— Brief —
The answer is a number and only a number: how many lines of the data include the string "class"?
══════════
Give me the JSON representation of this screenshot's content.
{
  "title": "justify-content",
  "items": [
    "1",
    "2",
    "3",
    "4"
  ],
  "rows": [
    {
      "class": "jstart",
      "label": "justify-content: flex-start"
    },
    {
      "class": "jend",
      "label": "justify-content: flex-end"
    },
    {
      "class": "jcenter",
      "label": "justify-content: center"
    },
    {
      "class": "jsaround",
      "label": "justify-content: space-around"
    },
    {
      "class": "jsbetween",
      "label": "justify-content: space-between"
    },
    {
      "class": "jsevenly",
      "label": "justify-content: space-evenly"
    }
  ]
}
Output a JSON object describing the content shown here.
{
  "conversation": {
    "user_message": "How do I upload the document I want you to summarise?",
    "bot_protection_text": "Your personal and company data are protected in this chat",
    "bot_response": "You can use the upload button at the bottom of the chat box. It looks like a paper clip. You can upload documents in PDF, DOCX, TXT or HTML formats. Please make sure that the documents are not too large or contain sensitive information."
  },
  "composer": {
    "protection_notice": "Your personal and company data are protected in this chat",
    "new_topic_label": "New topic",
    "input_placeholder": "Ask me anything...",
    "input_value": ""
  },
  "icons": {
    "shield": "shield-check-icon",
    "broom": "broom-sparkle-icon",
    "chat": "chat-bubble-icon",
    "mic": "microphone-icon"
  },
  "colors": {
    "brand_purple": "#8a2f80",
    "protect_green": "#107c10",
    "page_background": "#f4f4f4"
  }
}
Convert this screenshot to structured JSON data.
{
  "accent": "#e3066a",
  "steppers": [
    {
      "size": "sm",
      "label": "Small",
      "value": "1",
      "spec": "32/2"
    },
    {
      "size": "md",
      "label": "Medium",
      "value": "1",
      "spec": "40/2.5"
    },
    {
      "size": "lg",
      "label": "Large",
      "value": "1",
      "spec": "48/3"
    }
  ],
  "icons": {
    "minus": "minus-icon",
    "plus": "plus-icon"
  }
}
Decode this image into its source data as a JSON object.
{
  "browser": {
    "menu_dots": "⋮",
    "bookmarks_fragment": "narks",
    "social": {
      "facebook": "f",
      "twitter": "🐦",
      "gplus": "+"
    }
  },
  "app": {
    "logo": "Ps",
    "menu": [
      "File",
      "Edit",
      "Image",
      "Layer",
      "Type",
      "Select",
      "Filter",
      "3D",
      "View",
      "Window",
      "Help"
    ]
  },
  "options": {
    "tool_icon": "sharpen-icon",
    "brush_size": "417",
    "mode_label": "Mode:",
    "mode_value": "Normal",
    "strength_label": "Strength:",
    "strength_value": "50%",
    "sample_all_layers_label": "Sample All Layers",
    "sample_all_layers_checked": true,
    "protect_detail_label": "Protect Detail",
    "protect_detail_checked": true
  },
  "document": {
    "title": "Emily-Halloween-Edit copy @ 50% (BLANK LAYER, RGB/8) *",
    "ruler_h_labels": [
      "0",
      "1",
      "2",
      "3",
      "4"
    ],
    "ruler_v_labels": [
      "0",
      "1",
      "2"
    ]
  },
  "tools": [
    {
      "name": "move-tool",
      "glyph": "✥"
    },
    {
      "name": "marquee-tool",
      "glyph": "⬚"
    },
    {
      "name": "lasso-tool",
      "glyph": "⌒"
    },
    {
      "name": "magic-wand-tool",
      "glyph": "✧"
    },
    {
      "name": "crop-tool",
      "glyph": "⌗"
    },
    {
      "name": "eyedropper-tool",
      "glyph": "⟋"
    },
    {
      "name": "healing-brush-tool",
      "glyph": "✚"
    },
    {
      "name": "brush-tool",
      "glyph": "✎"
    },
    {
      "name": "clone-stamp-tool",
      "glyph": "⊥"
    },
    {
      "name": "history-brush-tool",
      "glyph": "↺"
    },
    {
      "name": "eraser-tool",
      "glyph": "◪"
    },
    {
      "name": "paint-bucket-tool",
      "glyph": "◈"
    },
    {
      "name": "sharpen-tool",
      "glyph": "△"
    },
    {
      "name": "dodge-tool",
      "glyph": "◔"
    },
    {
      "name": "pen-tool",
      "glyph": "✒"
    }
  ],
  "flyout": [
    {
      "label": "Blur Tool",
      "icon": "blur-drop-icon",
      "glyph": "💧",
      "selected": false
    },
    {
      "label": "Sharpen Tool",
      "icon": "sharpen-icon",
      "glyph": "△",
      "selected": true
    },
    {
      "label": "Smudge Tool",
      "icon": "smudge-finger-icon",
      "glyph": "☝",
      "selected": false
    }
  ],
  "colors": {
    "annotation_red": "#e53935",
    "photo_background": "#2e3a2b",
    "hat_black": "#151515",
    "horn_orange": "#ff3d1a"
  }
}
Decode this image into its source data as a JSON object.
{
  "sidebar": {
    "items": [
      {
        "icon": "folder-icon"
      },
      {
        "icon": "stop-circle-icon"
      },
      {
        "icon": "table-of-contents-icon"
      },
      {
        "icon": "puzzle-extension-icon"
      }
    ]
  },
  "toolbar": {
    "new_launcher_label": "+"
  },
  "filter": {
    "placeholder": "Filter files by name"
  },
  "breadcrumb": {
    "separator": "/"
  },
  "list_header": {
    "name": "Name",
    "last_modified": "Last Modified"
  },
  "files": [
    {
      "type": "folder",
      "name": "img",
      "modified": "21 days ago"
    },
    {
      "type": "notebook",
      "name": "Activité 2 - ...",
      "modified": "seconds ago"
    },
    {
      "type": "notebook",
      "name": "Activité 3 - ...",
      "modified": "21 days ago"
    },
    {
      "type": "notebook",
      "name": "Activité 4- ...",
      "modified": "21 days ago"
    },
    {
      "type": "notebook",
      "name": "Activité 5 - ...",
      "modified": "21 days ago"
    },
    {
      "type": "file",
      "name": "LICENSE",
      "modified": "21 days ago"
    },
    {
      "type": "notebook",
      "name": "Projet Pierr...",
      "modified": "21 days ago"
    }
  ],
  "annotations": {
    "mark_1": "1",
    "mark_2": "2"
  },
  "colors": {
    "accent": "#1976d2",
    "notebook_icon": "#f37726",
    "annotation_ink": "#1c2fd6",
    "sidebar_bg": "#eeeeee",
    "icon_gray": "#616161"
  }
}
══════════
— Result for this exercise —
6